NIST deployed several disaster experts to Puerto Rico in December 2017 with expertise spanning structural engineering, sociology, emergency communications, and IT support. One of the NIST experts was embedded within a FEMA MAT that was conducting similar preliminary reconnaissance of the damage caused by Hurricane Maria. This pre-planned coordination with FEMA allowed for both agencies to share information and cover a wider range of reconnaissance activities. The NIST embedded team member also served as an author on the subsequent FEMA MAT report for Hurricanes Maria and Irma.8

The NIST Hurricane Maria Program seeks to understand Hurricane Maria’s multi-hazard impacts (i.e., wind, rainfall, flooding, landslides, storm surge) and the conditions that led to injuries and deaths; how critical buildings and designated safe areas within them performed—including their dependence on electricity, water, transportation, and other infrastructure; how emergency communications systems performed and the public’s response to such communications; and the impacts to, and recovery of, selected businesses, hospitals and schools, as well as the critical social functions they provide.

As with the Joplin tornado investigation, NWIRP coordination figures prominently in the Hurricane Maria Program.

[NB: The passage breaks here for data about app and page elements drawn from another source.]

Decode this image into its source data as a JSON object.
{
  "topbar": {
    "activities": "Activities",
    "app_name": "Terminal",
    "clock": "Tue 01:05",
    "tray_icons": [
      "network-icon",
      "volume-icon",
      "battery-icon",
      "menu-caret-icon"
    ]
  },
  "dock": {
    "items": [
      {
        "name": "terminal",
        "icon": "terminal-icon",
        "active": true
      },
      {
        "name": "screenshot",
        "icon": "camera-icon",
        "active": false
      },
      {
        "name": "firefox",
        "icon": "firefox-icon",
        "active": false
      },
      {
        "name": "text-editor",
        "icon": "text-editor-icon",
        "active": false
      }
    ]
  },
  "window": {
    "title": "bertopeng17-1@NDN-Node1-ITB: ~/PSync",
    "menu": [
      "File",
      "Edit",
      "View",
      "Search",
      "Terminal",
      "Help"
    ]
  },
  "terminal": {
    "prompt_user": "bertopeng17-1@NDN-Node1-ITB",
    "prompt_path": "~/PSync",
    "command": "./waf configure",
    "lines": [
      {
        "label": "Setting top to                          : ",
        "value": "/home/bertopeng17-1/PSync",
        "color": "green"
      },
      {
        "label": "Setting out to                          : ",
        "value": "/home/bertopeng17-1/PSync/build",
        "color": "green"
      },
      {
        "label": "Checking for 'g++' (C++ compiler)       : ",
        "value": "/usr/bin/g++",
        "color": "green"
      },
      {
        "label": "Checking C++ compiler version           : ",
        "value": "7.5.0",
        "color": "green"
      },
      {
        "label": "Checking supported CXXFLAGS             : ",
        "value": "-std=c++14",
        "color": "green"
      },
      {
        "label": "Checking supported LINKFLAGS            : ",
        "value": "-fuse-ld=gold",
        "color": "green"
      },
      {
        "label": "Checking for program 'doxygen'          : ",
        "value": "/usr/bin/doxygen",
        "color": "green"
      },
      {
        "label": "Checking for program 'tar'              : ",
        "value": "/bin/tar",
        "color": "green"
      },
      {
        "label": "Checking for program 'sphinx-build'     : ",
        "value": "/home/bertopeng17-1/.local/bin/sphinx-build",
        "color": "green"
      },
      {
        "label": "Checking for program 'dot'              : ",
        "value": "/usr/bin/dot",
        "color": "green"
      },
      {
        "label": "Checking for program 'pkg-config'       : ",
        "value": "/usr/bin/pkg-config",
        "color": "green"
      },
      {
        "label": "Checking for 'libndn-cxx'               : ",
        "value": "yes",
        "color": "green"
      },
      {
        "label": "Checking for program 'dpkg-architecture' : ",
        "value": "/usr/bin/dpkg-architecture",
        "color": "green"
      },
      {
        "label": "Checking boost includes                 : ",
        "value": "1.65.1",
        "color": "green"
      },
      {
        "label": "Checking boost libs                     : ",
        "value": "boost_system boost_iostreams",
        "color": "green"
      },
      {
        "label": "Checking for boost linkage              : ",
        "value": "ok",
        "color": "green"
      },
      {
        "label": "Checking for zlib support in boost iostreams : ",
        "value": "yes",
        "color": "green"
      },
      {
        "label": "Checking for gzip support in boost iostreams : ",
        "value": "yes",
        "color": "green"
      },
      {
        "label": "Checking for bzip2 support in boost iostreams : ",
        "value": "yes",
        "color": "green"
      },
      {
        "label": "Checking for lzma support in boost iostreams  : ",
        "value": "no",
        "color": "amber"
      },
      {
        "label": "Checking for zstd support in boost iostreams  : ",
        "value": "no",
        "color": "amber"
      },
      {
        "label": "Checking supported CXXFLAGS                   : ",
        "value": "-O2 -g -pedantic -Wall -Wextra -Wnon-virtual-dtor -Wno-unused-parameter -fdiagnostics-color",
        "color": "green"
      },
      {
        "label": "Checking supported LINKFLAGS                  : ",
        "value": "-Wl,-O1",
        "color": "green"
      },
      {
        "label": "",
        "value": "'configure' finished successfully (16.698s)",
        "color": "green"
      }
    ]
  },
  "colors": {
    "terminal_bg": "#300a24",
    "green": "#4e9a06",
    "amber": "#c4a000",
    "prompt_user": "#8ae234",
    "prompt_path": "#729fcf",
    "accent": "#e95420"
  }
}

In collaboration with the University of Florida (UF), wind tunnel testing of various sites in Puerto Rico where critical buildings experienced significant damage from Hurricane Maria is being conducted using the NSF-supported Natural Hazards Engineering Research Infrastructure (NHERI) facility at UF – a signature example of NWIRP post-windstorm coordination activity.

Additional NWIRP coordination on Hurricane Maria includes the NSF investment in 34 Rapid Response Projects (RAPID) to gather ephemeral data following the storm and conduct basic research. The outcomes of the RAPID NSF Hurricane Maria projects are being shared with the wider research community, serving as an important source of additional information for the NIST Hurricane Maria Program, and other similar research efforts aimed at reducing hurricane impacts in the U.S.

After completion of the Hurricane Maria study, NIST will pursue and track implementation of its recommendations in an effort to reduce windstorm impacts Nationwide.

NWIRP continues to make strides in implementing the strategy put forth in its strategic plan. However, as losses continue to mount, there is much work to be done. NWIRP stands ready to engage with this Committee to strengthen this vital program.

We greatly appreciate the efforts of the members of this Committees and other members of Congress to support resilience programs that keep the Nation safe.

I am pleased to answer any questions you may have.

1 NOAA National Centers for Environmental Information, U.S. Billion-Dollar Weather and Climate Disasters, 1980-2016
2 Final Report, National Institute of Standards and Technology (NIST) Technical Investigation of the May 22, 2011, Tornado in Joplin, Missouri, NIST NCSTAR-3, March 2014.
3 Potential Increases in Hurricane Damage in the United States: Implications for the Federal Budget, CBO, June 2016
5 The Climate Science Supplemental of the National Climate Assessment:
7 A public announcement of the Hurricane Maria study can be found at:…

Created November 10, 2021